Because of the tourists needs and wants, The Navajo have produced many styles unlike their traditional turquoise jewelry. The traditional Navajo turquoise jewelry usually contained more turquoise beads than silver. The modern Navajo Jewelry often included symbols that have little or nothing to do with Navajo culture, although you can still find genuine Navajo dealers today.

Black, white, blue, and green were the colors within the turquoise stone which represent the colors of the natural world. A horseshoe-shaped symbol or a symbol called “Naja” appeared often in tradition Navajo jewelry. The symbol Naja was obtained from the Mexican culture, which represents good fortune.

Because of the tourists needs and wants, The Navajo have produced many styles unlike their traditional turquoise jewelry. The traditional Navajo turquoise jewelry usually contained more turquoise beads than silver. The modern Navajo Jewelry often included symbols that have little or nothing to do with Navajo culture, although you can still find genuine Navajo dealers today.

Turquoise also has significant metaphysical properties. It is a harmonizing stone that is said to alleviate nervousness, help with problem solving, relieve stress from a hectic life, and promote friendship. It is also well known for its protective qualities and many cultures carry a turquoise stone with them at all times.

Turquoise is often strung on beads, carved into animal fetishes, or combined with other stones such as onyx, amethyst, or coral. Its color ranges from brilliant sky blue to green and it usually has black or brown veins running through it. In jewelry it is very popular set in sterling silver.

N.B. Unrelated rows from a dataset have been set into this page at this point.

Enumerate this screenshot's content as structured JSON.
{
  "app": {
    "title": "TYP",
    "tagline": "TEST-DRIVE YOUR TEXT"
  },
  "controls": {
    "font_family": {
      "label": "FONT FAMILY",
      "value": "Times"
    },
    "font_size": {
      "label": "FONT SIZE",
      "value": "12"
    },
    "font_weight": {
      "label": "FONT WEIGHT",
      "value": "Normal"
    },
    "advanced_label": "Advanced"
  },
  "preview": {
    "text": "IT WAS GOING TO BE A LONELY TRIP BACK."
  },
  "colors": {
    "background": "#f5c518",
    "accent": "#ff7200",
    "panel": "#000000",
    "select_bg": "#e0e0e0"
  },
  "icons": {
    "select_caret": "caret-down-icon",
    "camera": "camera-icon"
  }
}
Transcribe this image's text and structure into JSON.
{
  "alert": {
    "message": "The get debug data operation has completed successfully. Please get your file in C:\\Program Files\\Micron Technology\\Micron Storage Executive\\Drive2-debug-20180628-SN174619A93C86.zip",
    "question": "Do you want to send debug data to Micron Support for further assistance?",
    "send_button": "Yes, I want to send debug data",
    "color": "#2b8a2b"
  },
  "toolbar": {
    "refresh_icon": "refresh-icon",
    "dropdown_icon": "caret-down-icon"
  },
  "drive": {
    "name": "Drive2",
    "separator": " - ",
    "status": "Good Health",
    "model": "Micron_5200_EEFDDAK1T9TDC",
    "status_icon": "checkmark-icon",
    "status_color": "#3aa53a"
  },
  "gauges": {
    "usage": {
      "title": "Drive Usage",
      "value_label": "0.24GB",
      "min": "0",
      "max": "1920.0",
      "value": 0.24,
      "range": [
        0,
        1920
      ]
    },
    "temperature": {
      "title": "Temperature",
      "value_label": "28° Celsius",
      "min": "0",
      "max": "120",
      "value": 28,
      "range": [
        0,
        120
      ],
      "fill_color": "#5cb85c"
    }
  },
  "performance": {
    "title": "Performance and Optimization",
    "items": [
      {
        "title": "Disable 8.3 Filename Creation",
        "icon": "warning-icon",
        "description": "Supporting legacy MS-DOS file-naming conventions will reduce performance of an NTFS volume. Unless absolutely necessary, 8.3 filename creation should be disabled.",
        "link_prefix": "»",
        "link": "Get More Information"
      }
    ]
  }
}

Silver enhances the natural colors of the turquoise much better than gold.
Turquoise is found in North America in the dry areas of Arizona, Nevada and New Mexico.